– costs of sale (2%)
= £ equity
Going through a Divorce is often a very difficult time for any person let alone if you have children. At Andrew Isaacs Law we understand that these feelings of fear of the unknown, worry and the emotional difficulties are amplified when there are children involved.
Priority is given to the housing needs of the children. You will find a useful article relating to the needs of the parties in our blog Divorce – How Are Finances Divided? on our website.
If your matter proceeds through Court, the Courts do not wish to uproot the entire family if there is a solution to keep the children within their home. It may be that the primary care giver is able to buy out their spouse. It is also likely that if the house is the main asset that the party with the children could be awarded a greater share of the property.
There are orders known as Mesher Orders which could be awarded in the appropriate circumstances whereby the resident parent remains in the home with the children until a trigger event such as the youngest child turning 18. Then the property is to be divided accordingly at that stage.
The underlying principle is fairness and equality so it does not mean if you have children that the primary carer of the children will automatically be granted ownership of the house to ensure a roof is kept over the children’s heads.
It is always beneficial to seek advice from an independent mortgage advisor or ask questions of your current mortgage lender as to your borrowing capacity. This will then give you an idea if it is possible for you to buy out your spouse of their share of equity and thus have the property transferred into your sole name.
Perhaps you have some savings or a family member who would enable you to purchase your spouse’s share in the house, but you also need to consider the practicality of being able to afford the mortgage, bills and upkeep of the house.
Once you have an idea of your mortgage capacity it may be that the home you are in is too big or beyond your reasonable housing needs and you would be able to secure a mortgage on a different property. This could then lead you to consider if your spouse could afford to buy you out of your share of equity or if the property would be best suited to being placed on the market and sold. This sale would then release the equity for you to put towards a future purchase.
No solicitor is able to give you financial advice we can only help you consider what options you have.
You and your spouse would need to agree on a value and obtain a valuationfrom an agent which you both agree on. If you do own the property jointly you can both agree and place the property on the market.
It is for you and your spouse to agree how the equity from the sales proceeds is to be divided.

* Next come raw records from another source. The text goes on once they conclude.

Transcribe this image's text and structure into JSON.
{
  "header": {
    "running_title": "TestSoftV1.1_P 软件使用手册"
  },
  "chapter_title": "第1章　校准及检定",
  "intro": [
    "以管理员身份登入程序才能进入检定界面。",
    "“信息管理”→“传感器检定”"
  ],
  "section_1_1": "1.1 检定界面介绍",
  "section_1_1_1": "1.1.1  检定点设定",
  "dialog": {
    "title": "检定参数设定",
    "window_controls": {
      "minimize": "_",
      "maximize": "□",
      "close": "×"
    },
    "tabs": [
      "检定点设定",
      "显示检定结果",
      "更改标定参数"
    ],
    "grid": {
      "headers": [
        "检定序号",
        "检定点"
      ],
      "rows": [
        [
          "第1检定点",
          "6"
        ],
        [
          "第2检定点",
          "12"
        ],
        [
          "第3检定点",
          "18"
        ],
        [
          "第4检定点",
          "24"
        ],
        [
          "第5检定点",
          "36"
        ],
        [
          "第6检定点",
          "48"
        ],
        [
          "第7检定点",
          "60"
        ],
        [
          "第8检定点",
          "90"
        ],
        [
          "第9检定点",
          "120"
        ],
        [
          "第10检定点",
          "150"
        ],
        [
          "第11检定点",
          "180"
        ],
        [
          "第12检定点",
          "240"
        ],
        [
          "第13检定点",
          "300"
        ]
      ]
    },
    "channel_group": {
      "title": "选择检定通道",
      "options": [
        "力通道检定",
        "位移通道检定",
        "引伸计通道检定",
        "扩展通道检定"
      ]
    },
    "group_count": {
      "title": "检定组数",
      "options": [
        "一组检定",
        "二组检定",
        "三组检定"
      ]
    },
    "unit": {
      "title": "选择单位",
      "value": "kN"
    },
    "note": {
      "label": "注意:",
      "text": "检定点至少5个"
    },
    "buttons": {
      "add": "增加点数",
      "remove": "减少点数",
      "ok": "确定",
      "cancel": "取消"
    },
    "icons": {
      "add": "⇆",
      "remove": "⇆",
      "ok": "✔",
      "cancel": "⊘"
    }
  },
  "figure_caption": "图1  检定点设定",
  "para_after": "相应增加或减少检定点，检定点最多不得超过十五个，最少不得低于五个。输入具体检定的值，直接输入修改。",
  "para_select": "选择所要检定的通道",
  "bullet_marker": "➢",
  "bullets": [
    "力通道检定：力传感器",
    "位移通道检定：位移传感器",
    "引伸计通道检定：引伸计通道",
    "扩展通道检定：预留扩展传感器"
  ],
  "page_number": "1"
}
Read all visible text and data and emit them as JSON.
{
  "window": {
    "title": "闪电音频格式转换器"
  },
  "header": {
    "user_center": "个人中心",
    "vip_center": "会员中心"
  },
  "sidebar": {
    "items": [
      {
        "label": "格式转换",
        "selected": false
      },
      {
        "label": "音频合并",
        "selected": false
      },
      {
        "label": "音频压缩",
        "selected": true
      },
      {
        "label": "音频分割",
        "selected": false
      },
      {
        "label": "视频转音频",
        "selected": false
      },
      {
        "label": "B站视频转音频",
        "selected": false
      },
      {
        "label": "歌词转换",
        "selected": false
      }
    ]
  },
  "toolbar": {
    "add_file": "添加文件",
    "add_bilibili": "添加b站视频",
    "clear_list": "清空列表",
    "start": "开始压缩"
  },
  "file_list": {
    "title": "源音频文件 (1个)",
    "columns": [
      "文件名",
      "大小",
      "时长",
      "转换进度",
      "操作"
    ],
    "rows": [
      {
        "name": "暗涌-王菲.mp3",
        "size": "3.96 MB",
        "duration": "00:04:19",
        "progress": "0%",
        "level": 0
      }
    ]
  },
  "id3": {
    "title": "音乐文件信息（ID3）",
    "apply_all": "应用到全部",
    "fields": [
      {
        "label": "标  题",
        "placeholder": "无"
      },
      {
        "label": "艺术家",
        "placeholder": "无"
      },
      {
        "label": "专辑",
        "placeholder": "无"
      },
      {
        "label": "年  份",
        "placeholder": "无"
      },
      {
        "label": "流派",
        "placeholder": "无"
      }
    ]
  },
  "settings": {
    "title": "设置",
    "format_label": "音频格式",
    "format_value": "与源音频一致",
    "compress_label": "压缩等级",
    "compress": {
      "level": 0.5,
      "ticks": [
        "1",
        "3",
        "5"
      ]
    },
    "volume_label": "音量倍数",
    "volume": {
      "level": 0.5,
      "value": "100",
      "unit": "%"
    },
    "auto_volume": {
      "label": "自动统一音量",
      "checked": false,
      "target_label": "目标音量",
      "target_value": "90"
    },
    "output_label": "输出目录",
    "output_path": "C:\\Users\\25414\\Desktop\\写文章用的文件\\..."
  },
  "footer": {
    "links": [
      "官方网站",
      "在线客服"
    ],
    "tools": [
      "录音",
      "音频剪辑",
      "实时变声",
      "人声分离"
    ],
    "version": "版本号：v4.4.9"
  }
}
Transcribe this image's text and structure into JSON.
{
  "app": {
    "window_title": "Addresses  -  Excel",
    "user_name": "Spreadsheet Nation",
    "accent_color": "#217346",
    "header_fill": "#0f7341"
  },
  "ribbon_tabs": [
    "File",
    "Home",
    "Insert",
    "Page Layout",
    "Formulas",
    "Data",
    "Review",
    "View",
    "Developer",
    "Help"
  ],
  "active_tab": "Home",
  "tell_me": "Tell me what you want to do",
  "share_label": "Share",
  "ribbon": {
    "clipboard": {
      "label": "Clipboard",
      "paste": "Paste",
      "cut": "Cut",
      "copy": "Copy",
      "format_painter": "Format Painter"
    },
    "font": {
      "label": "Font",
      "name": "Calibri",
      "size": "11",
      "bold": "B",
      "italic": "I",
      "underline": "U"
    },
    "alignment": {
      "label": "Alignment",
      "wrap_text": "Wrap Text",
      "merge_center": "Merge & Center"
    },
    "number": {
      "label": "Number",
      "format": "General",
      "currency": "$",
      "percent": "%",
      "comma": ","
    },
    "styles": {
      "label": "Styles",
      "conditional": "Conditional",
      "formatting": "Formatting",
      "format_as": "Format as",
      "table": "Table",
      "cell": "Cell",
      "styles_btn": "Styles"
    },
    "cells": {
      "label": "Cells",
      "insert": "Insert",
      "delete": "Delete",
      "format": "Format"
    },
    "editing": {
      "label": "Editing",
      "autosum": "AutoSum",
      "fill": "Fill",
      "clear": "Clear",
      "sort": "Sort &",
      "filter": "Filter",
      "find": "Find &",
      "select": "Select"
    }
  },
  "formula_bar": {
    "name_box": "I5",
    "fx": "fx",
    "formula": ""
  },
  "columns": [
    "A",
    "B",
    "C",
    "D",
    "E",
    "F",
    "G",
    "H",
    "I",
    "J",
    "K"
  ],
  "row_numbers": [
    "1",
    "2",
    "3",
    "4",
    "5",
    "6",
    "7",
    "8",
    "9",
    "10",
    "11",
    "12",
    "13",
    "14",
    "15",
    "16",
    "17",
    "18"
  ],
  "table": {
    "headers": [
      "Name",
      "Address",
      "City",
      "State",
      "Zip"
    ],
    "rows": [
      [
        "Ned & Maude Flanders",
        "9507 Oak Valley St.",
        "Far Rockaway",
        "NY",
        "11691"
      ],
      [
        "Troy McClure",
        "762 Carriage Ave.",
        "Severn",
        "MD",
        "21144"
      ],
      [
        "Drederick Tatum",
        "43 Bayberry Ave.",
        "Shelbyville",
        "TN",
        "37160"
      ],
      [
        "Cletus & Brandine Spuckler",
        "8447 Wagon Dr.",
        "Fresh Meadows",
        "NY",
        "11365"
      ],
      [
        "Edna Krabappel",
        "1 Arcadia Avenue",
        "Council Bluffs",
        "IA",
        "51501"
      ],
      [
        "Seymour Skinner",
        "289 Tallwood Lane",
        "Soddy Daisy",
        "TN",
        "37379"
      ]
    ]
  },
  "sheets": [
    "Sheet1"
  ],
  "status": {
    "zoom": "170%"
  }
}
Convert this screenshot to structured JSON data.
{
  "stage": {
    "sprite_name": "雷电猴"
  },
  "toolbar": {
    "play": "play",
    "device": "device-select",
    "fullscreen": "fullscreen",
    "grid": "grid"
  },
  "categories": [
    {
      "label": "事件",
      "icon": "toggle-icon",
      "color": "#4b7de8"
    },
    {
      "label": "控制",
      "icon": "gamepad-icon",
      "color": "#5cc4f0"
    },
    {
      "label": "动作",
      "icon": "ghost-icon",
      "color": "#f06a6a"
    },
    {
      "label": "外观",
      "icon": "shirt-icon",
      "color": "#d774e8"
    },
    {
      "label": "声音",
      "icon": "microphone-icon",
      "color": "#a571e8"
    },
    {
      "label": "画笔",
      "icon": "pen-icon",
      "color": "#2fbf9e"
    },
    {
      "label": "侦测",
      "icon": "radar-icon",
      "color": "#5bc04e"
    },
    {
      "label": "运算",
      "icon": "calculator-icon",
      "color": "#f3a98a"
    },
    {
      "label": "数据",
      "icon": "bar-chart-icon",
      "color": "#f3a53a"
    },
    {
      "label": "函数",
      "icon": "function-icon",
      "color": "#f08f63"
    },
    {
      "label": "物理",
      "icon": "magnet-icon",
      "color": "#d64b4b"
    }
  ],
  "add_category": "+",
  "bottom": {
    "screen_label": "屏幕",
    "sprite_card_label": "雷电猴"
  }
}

If you are unable to reach agreement, then it will be decided by the court if you issue financial proceedings.
If you are renting a property as joint tenants then you are both equally liable for the rent and are legally entitled to remain in the property.
If the tenancy is in the sole name of either of you then pursuant to your marriage or civil partnership you both have a right to be there. This means you will both have the same home rights.
If you give notice on your tenancy agreement you may have to move out or have the tenancy transferred into either of your sole names if the landlord is agreeable to this.
Here at Andrew Isaacs Law our expert lawyers can offer advice and guidance through a very difficult process. You can book a no obligation appointment for a fixed fee to receive tailored advice to you, consider your options and decide how you wish to move forward. Please contact us on 0132 349 480 to book an appointment today.